(gôr`dēəs), in Greek mythology, king of Phrygia. An oracle had told the Phrygians that the king who would put an end to their troubles was approaching in an oxcart, and, thus, when Gordius, a peasant, appeared in his wagon, he was hailed king. In gratitude, Gordius dedicated his wagon to Zeus and attached the pole to the yoke with a knot that defied efforts to untie it. This was the Gordian knot. An oracle declared that he who untied it would become leader of all Asia. A later legend states that when Alexander the Great came to Phrygia, he severed the knot with one blow of his sword. Hence the saying, "to cut the Gordian knot," meaning to solve a perplexing problem with a single bold action.

Gordius

 

legendary founder of the Phrygian kingdom. According to legend, Gordius, a plowman, was chosen as king in obedience to an oracle which decreed that the ruler be the first man whom the Phrygians saw in a cart. Once king, Gordius built the city of Gordium. He placed his cart in a temple as a gift to Zeus and tied the yoke to the pole with such a complex knot that no one could untie it. The oracle allegedly prophesied that he who could untie this “Gordian knot” would become ruler of the world.

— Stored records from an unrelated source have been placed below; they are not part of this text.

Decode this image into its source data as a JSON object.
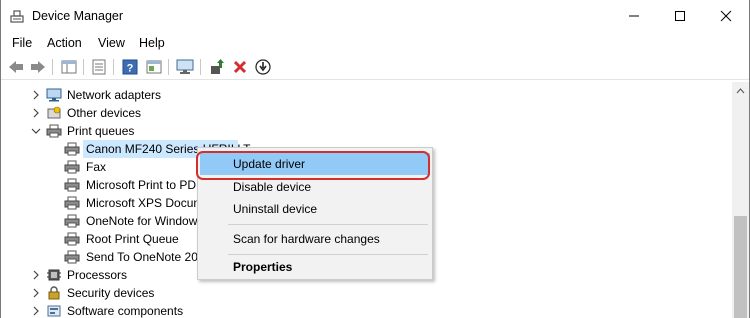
{
  "window": {
    "title": "Device Manager",
    "controls": {
      "minimize": "minimize-icon",
      "maximize": "maximize-icon",
      "close": "close-icon"
    }
  },
  "menubar": {
    "items": [
      "File",
      "Action",
      "View",
      "Help"
    ]
  },
  "toolbar": {
    "buttons": [
      "back-arrow-icon",
      "forward-arrow-icon",
      "show-hide-console-tree-icon",
      "properties-icon",
      "help-icon",
      "action-pane-icon",
      "monitor-icon",
      "update-driver-icon",
      "uninstall-icon",
      "download-icon"
    ],
    "colors": {
      "uninstall": "#d32f2f",
      "update": "#2e7d32"
    }
  },
  "tree": {
    "rows": [
      {
        "label": "Network adapters",
        "level": 0,
        "expanded": false,
        "icon": "network-adapter-icon"
      },
      {
        "label": "Other devices",
        "level": 0,
        "expanded": false,
        "icon": "other-devices-icon"
      },
      {
        "label": "Print queues",
        "level": 0,
        "expanded": true,
        "icon": "printer-icon"
      },
      {
        "label": "Canon MF240 Series UFRII LT",
        "level": 1,
        "selected": true,
        "icon": "printer-icon"
      },
      {
        "label": "Fax",
        "level": 1,
        "icon": "printer-icon"
      },
      {
        "label": "Microsoft Print to PDF",
        "level": 1,
        "icon": "printer-icon"
      },
      {
        "label": "Microsoft XPS Document Writer",
        "level": 1,
        "icon": "printer-icon"
      },
      {
        "label": "OneNote for Windows 10",
        "level": 1,
        "icon": "printer-icon"
      },
      {
        "label": "Root Print Queue",
        "level": 1,
        "icon": "printer-icon"
      },
      {
        "label": "Send To OneNote 2016",
        "level": 1,
        "icon": "printer-icon"
      },
      {
        "label": "Processors",
        "level": 0,
        "expanded": false,
        "icon": "processor-icon"
      },
      {
        "label": "Security devices",
        "level": 0,
        "expanded": false,
        "icon": "security-device-icon"
      },
      {
        "label": "Software components",
        "level": 0,
        "expanded": false,
        "icon": "software-component-icon"
      }
    ],
    "selection_color": "#cce8ff"
  },
  "context_menu": {
    "items": [
      {
        "label": "Update driver",
        "highlighted": true
      },
      {
        "label": "Disable device"
      },
      {
        "label": "Uninstall device"
      },
      {
        "label": "Scan for hardware changes"
      },
      {
        "label": "Properties",
        "bold": true
      }
    ],
    "highlight_color": "#91c9f7",
    "annotation_color": "#d32f2f"
  }
}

According to legend, Alexander the Great visited Gordium and at the suggestion that he untie the knot, severed it with his sword. Hence the expression “to untie the Gordian knot,” that is, to undertake a quick and daring solution to an intricate and complex problem.

REFERENCE

Körte. G., and A. Körte. Gordian. Berlin. 1904.

T. I. SHEPUNOVA